» Provided records:

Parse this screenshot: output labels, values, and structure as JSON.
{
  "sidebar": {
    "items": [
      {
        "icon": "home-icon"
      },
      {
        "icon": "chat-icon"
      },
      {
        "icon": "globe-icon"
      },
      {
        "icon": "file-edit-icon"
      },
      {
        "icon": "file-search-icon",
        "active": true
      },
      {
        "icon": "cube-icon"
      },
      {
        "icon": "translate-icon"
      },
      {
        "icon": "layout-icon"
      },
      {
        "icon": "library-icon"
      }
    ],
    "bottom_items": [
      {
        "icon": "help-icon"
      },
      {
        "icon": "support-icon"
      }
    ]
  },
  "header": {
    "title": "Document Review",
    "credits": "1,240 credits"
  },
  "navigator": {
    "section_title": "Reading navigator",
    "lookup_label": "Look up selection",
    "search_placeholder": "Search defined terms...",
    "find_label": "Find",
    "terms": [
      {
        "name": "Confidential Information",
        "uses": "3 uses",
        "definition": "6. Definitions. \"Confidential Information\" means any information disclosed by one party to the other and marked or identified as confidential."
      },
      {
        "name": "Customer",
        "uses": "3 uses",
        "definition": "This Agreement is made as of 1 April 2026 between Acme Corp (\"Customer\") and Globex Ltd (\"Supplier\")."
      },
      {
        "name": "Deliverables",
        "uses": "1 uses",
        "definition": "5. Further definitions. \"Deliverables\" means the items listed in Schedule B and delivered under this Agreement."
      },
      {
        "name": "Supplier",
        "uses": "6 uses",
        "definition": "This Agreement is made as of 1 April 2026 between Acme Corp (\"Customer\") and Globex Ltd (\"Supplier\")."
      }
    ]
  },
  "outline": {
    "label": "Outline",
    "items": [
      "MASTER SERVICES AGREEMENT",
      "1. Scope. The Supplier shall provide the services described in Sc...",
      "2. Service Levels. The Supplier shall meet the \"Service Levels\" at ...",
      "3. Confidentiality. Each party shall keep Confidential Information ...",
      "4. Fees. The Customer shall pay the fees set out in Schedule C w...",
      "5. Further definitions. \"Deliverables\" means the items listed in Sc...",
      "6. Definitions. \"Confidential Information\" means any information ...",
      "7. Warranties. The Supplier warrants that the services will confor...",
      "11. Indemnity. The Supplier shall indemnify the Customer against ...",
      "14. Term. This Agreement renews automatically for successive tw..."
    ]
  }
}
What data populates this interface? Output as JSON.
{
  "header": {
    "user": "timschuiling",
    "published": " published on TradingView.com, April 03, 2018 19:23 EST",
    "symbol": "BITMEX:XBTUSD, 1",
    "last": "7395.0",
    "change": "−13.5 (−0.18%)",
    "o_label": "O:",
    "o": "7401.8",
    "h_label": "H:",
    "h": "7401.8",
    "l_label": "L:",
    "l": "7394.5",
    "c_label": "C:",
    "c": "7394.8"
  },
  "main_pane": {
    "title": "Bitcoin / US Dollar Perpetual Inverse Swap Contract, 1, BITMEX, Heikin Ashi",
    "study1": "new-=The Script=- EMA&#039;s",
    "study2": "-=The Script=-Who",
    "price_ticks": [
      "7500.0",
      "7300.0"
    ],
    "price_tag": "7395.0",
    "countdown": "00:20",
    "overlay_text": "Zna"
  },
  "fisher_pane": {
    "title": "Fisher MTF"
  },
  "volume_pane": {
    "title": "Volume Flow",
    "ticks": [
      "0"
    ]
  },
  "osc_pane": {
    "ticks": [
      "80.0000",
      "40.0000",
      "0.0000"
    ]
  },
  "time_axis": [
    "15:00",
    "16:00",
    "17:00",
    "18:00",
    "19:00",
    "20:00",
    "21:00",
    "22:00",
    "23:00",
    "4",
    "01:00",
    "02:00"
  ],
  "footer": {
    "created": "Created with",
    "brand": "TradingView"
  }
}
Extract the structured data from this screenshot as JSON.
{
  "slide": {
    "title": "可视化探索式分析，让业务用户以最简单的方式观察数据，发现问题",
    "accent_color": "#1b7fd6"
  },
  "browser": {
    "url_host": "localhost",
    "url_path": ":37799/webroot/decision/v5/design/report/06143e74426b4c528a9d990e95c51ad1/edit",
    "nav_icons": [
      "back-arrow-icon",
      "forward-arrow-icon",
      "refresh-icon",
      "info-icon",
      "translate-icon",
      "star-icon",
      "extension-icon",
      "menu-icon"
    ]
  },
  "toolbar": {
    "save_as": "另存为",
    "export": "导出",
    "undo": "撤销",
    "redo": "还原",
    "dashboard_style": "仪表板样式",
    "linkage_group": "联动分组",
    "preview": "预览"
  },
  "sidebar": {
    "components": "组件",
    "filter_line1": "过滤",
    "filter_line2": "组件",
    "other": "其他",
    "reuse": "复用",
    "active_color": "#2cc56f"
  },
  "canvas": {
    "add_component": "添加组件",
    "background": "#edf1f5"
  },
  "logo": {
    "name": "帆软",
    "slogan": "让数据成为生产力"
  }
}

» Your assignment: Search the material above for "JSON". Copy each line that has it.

» Expected answer:
Parse this screenshot: output labels, values, and structure as JSON.
What data populates this interface? Output as JSON.
Extract the structured data from this screenshot as JSON.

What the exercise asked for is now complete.